» Data:
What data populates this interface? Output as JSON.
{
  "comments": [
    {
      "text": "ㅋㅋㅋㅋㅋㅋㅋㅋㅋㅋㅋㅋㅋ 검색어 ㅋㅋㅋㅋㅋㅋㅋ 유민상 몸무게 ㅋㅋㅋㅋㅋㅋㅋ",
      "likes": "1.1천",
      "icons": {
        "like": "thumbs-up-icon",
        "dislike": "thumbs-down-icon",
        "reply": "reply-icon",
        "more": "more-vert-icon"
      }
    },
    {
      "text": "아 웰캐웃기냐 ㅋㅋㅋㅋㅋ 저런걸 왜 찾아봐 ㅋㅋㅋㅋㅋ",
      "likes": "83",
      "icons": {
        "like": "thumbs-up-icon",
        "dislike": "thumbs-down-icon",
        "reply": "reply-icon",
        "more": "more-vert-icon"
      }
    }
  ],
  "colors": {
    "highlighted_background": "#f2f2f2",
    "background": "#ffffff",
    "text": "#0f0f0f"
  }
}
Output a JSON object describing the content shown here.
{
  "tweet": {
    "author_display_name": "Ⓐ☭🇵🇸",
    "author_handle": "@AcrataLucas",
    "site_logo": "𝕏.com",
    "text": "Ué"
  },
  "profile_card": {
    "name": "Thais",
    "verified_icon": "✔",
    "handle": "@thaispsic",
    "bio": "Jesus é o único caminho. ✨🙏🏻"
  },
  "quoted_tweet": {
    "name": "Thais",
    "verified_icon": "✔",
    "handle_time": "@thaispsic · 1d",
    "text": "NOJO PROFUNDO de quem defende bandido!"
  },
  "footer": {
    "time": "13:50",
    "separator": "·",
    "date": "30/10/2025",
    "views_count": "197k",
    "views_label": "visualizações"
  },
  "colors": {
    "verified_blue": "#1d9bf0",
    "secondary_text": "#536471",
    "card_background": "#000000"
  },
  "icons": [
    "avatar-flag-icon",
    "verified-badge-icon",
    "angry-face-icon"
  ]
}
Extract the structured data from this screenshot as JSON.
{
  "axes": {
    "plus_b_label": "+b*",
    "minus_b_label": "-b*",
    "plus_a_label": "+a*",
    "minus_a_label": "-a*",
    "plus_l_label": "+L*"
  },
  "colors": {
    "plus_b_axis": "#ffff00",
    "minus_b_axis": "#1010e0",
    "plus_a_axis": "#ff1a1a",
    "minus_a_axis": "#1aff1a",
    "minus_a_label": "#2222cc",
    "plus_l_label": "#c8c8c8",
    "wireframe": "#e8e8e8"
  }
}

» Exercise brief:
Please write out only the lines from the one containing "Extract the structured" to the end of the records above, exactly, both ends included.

» Solution for this exercise:
Extract the structured data from this screenshot as JSON.
{
  "axes": {
    "plus_b_label": "+b*",
    "minus_b_label": "-b*",
    "plus_a_label": "+a*",
    "minus_a_label": "-a*",
    "plus_l_label": "+L*"
  },
  "colors": {
    "plus_b_axis": "#ffff00",
    "minus_b_axis": "#1010e0",
    "plus_a_axis": "#ff1a1a",
    "minus_a_axis": "#1aff1a",
    "minus_a_label": "#2222cc",
    "plus_l_label": "#c8c8c8",
    "wireframe": "#e8e8e8"
  }
}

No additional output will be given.